Meet Louis, a Linux SysAdmin and member of the Checkmk community. He shares what he likes about his job and how it was for him to suddenly shift to remote work as he started working with a new client.
Can you tell us about your work?
Sure, I work as a Linux system administrator. And that’s in the broadest sense of the word. So indeed it involves your “standard” sysadmin tasks, like monitoring existing systems and solving issues, preferably before they happen, but also the implementation of new functionality. For instance, I just finished setting up an NFS Linux cluster for a customer. Something I’ve never done before, but now it’s working and that is great. And now they have me looking into replacing their old monitoring tool with CheckMK, so I’m working on that now. As the company I work for actually is a SAP company, every now and then I do a little sidestep there.
What do you like the most about your job?
The variety of things I get to do. Like mentioned before, I just finished this NFS cluster, which was something completely new for me. Before that, I did an upgrade of something called Liferay; a portal solution based on Apache Tomcat. Again, something I hadn’t even heard about before. And that is the other fun part, it’s really challenging, so it keeps your mind sharp and avoids becoming routine. That’s why I always say this when something like this crosses my path: “I’ve never done this before, so I don’t think it will be a problem.”
What’s the weirdest request/ weirdest thing you have to deal with as a SysAdmin?
End-users. They always seem to find the most interesting ways of making things not work. And that’s not out of ill will or so, but most of the time due to the fact that in a system design it’s very often overlooked on how things will be used in the end. But that keeps you sharp. And besides, without end-users, there would be no use for sysadmins in the first place.
How was your work affected by the sudden shift to the home office?
When the work from home advice came, I’d just started out at a new client. So I was still getting into getting to know the systems, working through documentation, getting all the proper accounts etc. So after 6 days I was “left on my own”. Of course, there’s Teams, Zoom etc. but especially in the first month on a new job it’s much more convenient to be able to just ask questions directly. So that was a real “dive in the deep” for me. But I guess I must have done something right, as I’m still working for this client now. And in the end you get used to it, though I believe the coffee machine really misses us. As much as we miss the conversations there. (The coffee’s not that good).

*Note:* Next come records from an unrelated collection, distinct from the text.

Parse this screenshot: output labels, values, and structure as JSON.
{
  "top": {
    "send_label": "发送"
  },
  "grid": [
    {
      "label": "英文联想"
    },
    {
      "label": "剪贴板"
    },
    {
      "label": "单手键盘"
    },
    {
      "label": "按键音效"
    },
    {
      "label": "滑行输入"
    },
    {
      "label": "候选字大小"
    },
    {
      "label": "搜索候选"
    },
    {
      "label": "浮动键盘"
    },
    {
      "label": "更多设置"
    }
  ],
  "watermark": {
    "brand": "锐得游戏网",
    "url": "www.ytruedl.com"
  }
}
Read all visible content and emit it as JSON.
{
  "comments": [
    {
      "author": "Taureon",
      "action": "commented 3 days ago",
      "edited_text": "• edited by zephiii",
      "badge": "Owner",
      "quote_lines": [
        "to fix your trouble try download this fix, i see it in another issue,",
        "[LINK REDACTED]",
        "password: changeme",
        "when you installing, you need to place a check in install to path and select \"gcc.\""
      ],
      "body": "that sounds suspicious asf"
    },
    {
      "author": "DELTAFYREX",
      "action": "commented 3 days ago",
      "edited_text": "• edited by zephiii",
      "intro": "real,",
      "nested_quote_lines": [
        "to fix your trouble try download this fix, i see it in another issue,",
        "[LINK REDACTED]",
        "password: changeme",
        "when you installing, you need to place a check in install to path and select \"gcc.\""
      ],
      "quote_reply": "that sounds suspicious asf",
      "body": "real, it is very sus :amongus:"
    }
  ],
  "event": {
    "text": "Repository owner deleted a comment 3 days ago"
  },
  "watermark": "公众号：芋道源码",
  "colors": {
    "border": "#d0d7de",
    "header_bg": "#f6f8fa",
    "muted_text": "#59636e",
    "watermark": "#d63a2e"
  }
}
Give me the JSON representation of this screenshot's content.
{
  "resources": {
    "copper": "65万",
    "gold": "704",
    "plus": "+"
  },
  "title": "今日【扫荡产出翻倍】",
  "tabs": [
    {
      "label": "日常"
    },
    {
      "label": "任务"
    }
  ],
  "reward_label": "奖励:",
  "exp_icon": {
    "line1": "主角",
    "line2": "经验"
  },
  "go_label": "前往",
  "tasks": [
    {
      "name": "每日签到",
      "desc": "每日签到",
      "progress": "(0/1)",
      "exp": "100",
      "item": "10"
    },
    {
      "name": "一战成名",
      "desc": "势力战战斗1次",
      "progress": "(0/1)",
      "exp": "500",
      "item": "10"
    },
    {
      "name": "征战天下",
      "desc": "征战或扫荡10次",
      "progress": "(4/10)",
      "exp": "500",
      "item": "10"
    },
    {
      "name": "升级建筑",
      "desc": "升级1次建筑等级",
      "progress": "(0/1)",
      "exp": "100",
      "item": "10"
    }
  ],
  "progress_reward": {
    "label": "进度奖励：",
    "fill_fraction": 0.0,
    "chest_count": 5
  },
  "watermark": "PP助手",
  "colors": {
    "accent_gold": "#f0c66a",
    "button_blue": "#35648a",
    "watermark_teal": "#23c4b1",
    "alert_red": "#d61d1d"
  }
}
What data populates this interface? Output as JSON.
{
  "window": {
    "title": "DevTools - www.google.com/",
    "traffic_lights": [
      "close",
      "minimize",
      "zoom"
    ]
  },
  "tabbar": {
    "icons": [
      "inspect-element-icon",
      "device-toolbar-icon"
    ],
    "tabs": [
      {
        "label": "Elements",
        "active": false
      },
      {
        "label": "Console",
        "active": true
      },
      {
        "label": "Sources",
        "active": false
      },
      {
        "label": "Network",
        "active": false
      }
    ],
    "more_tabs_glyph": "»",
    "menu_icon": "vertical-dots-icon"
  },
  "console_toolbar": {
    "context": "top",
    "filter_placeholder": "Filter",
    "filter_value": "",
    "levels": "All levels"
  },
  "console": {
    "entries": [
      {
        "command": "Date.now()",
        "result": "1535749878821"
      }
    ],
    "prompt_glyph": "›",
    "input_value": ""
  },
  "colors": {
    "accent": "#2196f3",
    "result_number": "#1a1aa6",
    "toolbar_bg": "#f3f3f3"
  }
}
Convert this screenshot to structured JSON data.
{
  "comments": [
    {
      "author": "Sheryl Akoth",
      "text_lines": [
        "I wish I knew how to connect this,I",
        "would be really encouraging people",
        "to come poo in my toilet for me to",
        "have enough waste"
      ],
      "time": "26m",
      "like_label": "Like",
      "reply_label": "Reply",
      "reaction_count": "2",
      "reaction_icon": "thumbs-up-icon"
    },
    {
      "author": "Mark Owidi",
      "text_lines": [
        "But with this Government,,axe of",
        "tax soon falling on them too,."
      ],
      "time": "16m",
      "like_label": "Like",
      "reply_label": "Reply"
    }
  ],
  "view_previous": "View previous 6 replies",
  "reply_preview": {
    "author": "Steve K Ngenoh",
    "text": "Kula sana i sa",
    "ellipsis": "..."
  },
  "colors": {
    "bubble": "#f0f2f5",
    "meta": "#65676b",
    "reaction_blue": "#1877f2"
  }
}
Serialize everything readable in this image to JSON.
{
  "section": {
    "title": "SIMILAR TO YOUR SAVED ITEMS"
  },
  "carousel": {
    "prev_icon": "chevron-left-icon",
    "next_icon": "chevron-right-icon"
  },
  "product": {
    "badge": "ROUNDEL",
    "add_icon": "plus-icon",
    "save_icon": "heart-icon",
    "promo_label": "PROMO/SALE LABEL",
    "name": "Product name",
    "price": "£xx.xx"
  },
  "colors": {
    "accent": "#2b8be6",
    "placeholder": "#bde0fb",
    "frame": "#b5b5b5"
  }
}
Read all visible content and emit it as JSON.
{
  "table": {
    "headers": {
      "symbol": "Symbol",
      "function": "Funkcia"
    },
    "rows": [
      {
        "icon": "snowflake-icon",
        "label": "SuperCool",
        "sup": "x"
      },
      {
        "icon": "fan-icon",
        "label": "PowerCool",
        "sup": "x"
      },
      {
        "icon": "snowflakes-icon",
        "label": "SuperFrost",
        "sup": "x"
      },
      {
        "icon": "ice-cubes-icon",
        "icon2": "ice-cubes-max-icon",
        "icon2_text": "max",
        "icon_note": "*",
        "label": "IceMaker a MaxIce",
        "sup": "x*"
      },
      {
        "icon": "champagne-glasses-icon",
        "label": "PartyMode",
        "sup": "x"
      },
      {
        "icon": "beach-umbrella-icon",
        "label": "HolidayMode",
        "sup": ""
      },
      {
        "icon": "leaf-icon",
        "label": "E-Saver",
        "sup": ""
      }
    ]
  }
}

Do you think companies will continue supporting remote work? Why do you think so / why don’t you think so?
I can only hope. For me, over the past few years I always worked from home one or two days a week. For me that’s a nice balance. And in general, I think people are more productive when working from home, since these talks at the coffee machine take up a great amount of time. But when restrictions where I live were partially lifted some companies immediately forced all their staff back in the office. I guess it depends on the manager you have. Some are unfortunately able to let go a bit of control. Whereas in IT it’s very easy to judge someone by the results they produce, instead of the hours they are in the office. Also, there’s another added bonus to working from home. It reduces the amount of traveling around. And that in its turn is good for the environment and the number of traffic jams.
What is something you would love for people outside the IT team to stop/start doing?
Stop blaming everything on IT when things go wrong. It’s a bit the same as with a car. That one time it doesn’t start, people tend to start angry at it while forgetting it served them well, without any issues for the past few years. Yes, sometimes things go wrong with the IT systems. Those things happen; it’s not like we’re like the BOFH* who does it on purpose. We really do our best, and we don’t know everything, so a little understanding every now and then is most welcome.
* The Bastard Operator From Hell (BOFH) is a fictional rogue computer operator created by Simon Travaglia, who takes out his anger on users (who are “lusers” to him) and others who pester him with their computer problems, uses his expertise against his enemies and manipulates his employer.